I learned firsthand how much effort is put into the safe keeping of the pole when I first moved to Schliersee and was motivated to stop and take some photos of a Maypole in progress in one of our neighboring villages. I would stop by from time to time to see the various stages from natural tree to hand hewn pole and onto the finish painting.  On one of my last visits I had the definite feeling that I was being watched. Just behind me was a mobile wagon used on construction sites, peering out of each window were nervous faces of young men. I had to laugh to myself thinking t they must be wondering if I am doing reconnaissance for another village to come steal their Maypole.

Every effort is made to secure the safety of the Maypole and therefore the honor of the village or town. I have seen 24 hour video camera coverage. Recently here in Schliersee a radio personality moved in and kept watch over the local Maypole 24 hours a day. It was great fun to watch as he was visited by various people, blessed by the local church and even pizza was delivered to him so he didn’t have to leave his post. You are required to pay the ransom for the stolen Maypole and with astronomical ransoms being the norm, guarding that pole is a serious business.

As with everything in Germany there is a list of rules and basic decorum for stealing another villages Maypole which must be followed. I have acquired the list for you incase you are feeling the need to invade your neighboring town.

Bavarian rules for Maypole Theft:

  1. No rooted trees must be stolen, the tree must have already been felled.
  2. Trees must not be stolen from the forest, since wood theft is otherwise punished.
  3. The maypole must be stolen only when it finds itself within the place, for it is only then that it is a maypole.
  4. You cannot steal your own town’s Maypole. It is forbidden.
  5. The tree must be stolen secretly and undetected.
  6. The tree must not be sawn or damaged.
  7. Violence against guardians must never be applied.When a guardian from the village puts his hand on the tree, he cannot be touched by the thieves.

If violence is used, the police are often switched called, which is always unfavorable for the preservation of the custom.  So basically keep it a clean.
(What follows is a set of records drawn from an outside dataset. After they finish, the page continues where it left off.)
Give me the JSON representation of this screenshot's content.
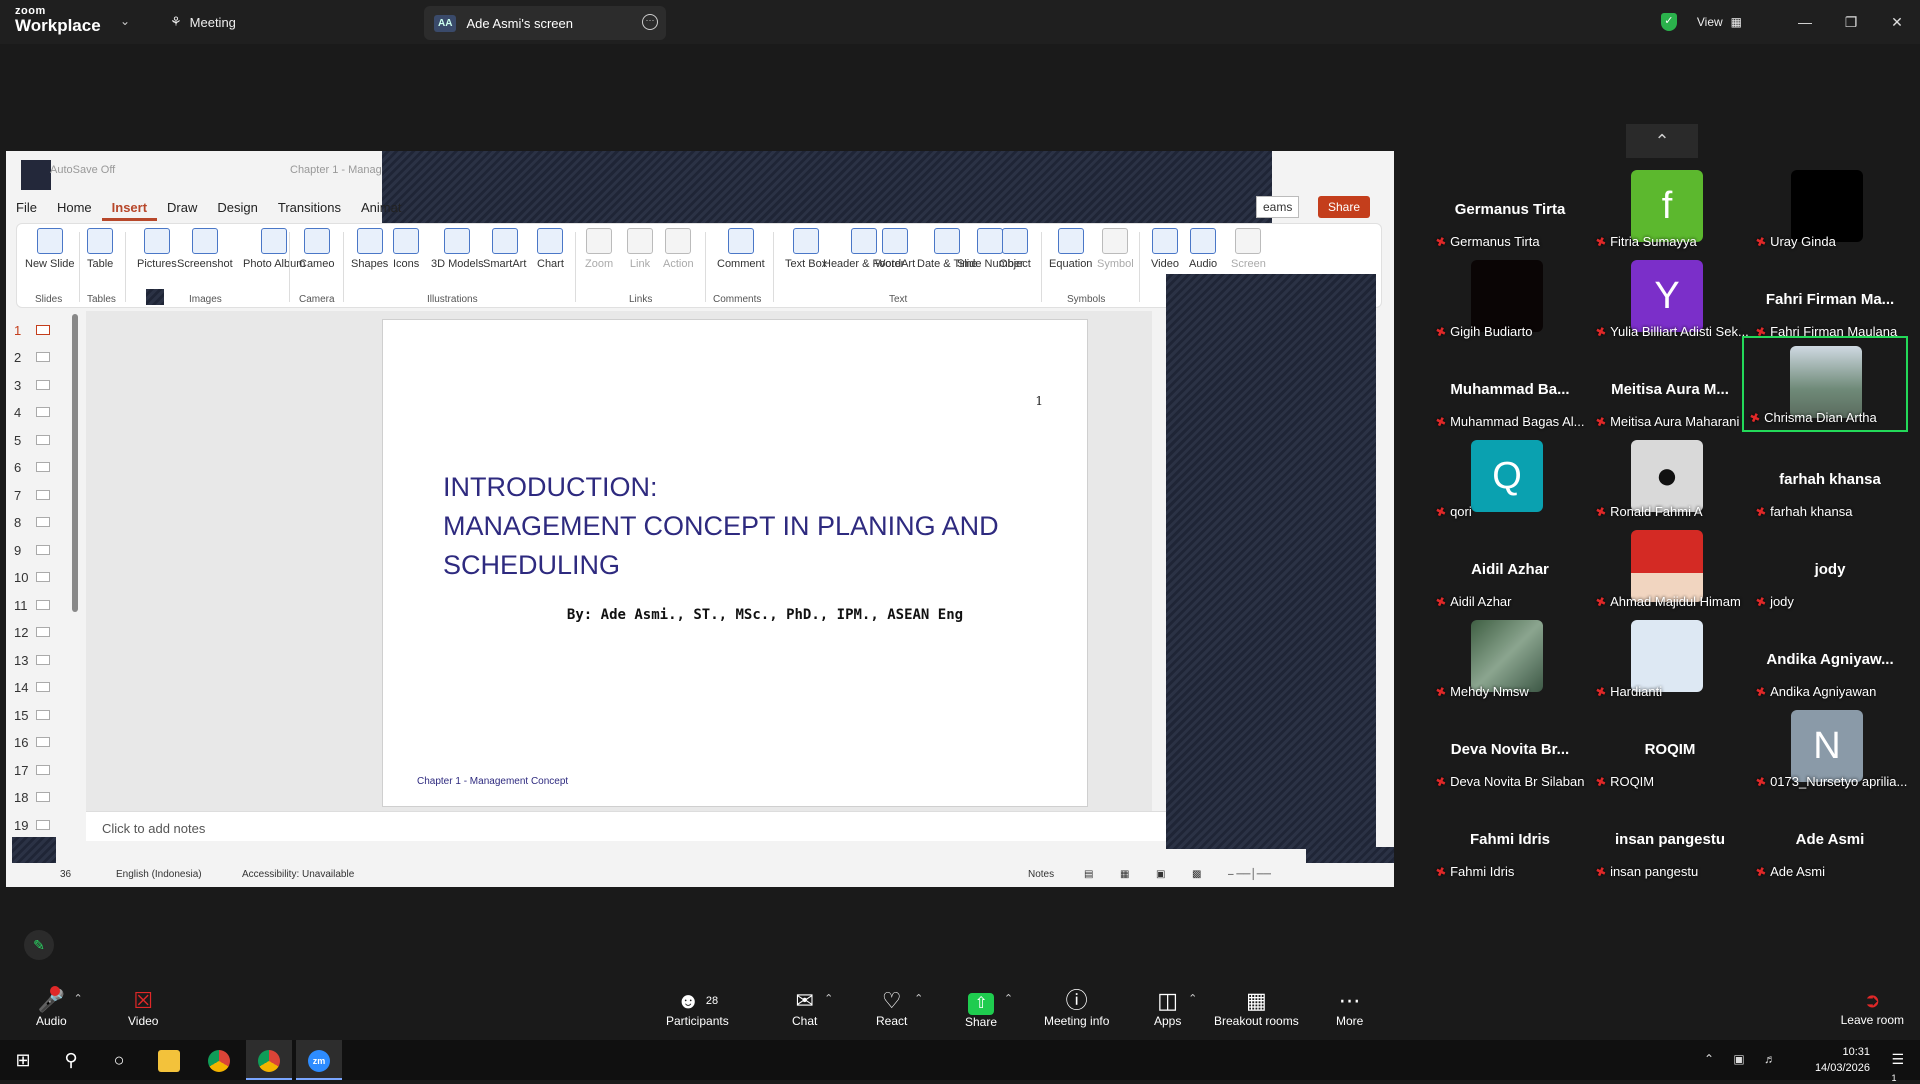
{
  "topbar": {
    "logo_line1": "zoom",
    "logo_line2": "Workplace",
    "meeting_label": "Meeting",
    "screen_badge": "AA",
    "screen_tab_label": "Ade Asmi's screen",
    "view_label": "View"
  },
  "ppt": {
    "autosave": "AutoSave",
    "autosave_state": "Off",
    "doc_title": "Chapter 1 - Manag",
    "menus": [
      "File",
      "Home",
      "Insert",
      "Draw",
      "Design",
      "Transitions",
      "Animat"
    ],
    "active_menu": "Insert",
    "teams_label": "eams",
    "share_label": "Share",
    "ribbon": {
      "new_slide": "New Slide",
      "table": "Table",
      "pictures": "Pictures",
      "screenshot": "Screenshot",
      "photo_album": "Photo Album",
      "cameo": "Cameo",
      "shapes": "Shapes",
      "icons": "Icons",
      "models3d": "3D Models",
      "smartart": "SmartArt",
      "chart": "Chart",
      "zoom": "Zoom",
      "link": "Link",
      "action": "Action",
      "comment": "Comment",
      "text_box": "Text Box",
      "header_footer": "Header & Footer",
      "wordart": "WordArt",
      "date_time": "Date & Time",
      "slide_number": "Slide Number",
      "object": "Object",
      "equation": "Equation",
      "symbol": "Symbol",
      "video": "Video",
      "audio": "Audio",
      "screen": "Screen",
      "groups": {
        "slides": "Slides",
        "tables": "Tables",
        "images": "Images",
        "camera": "Camera",
        "illustrations": "Illustrations",
        "links": "Links",
        "comments": "Comments",
        "text": "Text",
        "symbols": "Symbols"
      }
    },
    "thumbnails": [
      "1",
      "2",
      "3",
      "4",
      "5",
      "6",
      "7",
      "8",
      "9",
      "10",
      "11",
      "12",
      "13",
      "14",
      "15",
      "16",
      "17",
      "18",
      "19"
    ],
    "slide": {
      "number": "1",
      "title_line1": "INTRODUCTION:",
      "title_line2": "MANAGEMENT CONCEPT IN PLANING AND",
      "title_line3": "SCHEDULING",
      "byline": "By: Ade Asmi., ST., MSc., PhD., IPM., ASEAN Eng",
      "footer": "Chapter 1 - Management Concept"
    },
    "notes_placeholder": "Click to add notes",
    "status": {
      "slide_count": "36",
      "language": "English (Indonesia)",
      "accessibility": "Accessibility: Unavailable",
      "notes_btn": "Notes"
    }
  },
  "gallery": [
    {
      "big": "Germanus Tirta",
      "label": "Germanus Tirta"
    },
    {
      "avatar_letter": "f",
      "avatar_color": "#5cb82e",
      "label": "Fitria Sumayya"
    },
    {
      "avatar_color": "#000000",
      "label": "Uray Ginda"
    },
    {
      "avatar_color": "#0a0505",
      "label": "Gigih Budiarto"
    },
    {
      "avatar_letter": "Y",
      "avatar_color": "#7b2fc9",
      "label": "Yulia Billiart Adisti Sek..."
    },
    {
      "big": "Fahri Firman Ma...",
      "label": "Fahri Firman Maulana"
    },
    {
      "big": "Muhammad Ba...",
      "label": "Muhammad Bagas Al..."
    },
    {
      "big": "Meitisa Aura M...",
      "label": "Meitisa Aura Maharani"
    },
    {
      "avatar_color": "#6f8a78",
      "label": "Chrisma Dian Artha",
      "active": true
    },
    {
      "avatar_letter": "Q",
      "avatar_color": "#0aa1b0",
      "label": "qori"
    },
    {
      "avatar_color": "#d9d9d9",
      "label": "Ronald Fahmi A"
    },
    {
      "big": "farhah khansa",
      "label": "farhah khansa"
    },
    {
      "big": "Aidil Azhar",
      "label": "Aidil Azhar"
    },
    {
      "avatar_color": "#d42a24",
      "label": "Ahmad Majidul Himam"
    },
    {
      "big": "jody",
      "label": "jody"
    },
    {
      "avatar_color": "#4d6e5a",
      "label": "Mehdy Nmsw"
    },
    {
      "avatar_color": "#dde8f3",
      "label": "Hardianti"
    },
    {
      "big": "Andika  Agniyaw...",
      "label": "Andika Agniyawan"
    },
    {
      "big": "Deva Novita Br...",
      "label": "Deva Novita Br Silaban"
    },
    {
      "big": "ROQIM",
      "label": "ROQIM"
    },
    {
      "avatar_letter": "N",
      "avatar_color": "#8a9aa8",
      "label": "0173_Nursetyo aprilia..."
    },
    {
      "big": "Fahmi Idris",
      "label": "Fahmi Idris"
    },
    {
      "big": "insan pangestu",
      "label": "insan pangestu"
    },
    {
      "big": "Ade Asmi",
      "label": "Ade Asmi"
    }
  ],
  "toolbar": {
    "audio": "Audio",
    "video": "Video",
    "participants": "Participants",
    "participants_count": "28",
    "chat": "Chat",
    "react": "React",
    "share": "Share",
    "meeting_info": "Meeting info",
    "apps": "Apps",
    "breakout": "Breakout rooms",
    "more": "More",
    "leave": "Leave room"
  },
  "taskbar": {
    "time": "10:31",
    "date": "14/03/2026",
    "zoom_label": "zm",
    "notif_count": "1"
  }
}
  1. If the thieves within the municipality boundary are surprised at the transport, they must return their prey without a fight. If you are found within the town stealing the Maypole you have to give it back.
  2. Once the Maypole is erected it can no longer be stolen.
  3. Boards and wreaths must not be stolen, only the tree itself. So the decorative attachments must he stay
  4. If the theft was successful, the parties enter into ransom negotiations.No extreme claims may be made.
  5. It is permitted to steal a stolen Maypole back, either from third parties or from the defendants.The rules must also be strictly adhered to.
  6. Traditionally, the Maypole thieves help to erect the trees and help with decorating as well.
  7. If negotiations fail, it is considered additional blessing to those who stole the Maypole.After a few weeks, the Maypole sawn and auctioned.Before that on the “ Schandbaum” or “Shame-Tree,” a panel is often affixed, on which the thieves express their disappointment by mocking.
  8. After reconciliation peace is restored.The tradition of the maypole should be handled in such a way that lawyers are unnecessary.

Let this be a reminder to anyone who might be interested in attempting to steal a Maypole this year….always follow the rules and keep it fun.

 

Laura Boston-Thek Laura Boston-Thek

American artist, photographer and professional wanderer who, after 20 years of roaming, put down roots in a 100 year old Bavarian farmhouse and fell in love with the Alpine village and its residents (both 2-legged and 4-legged).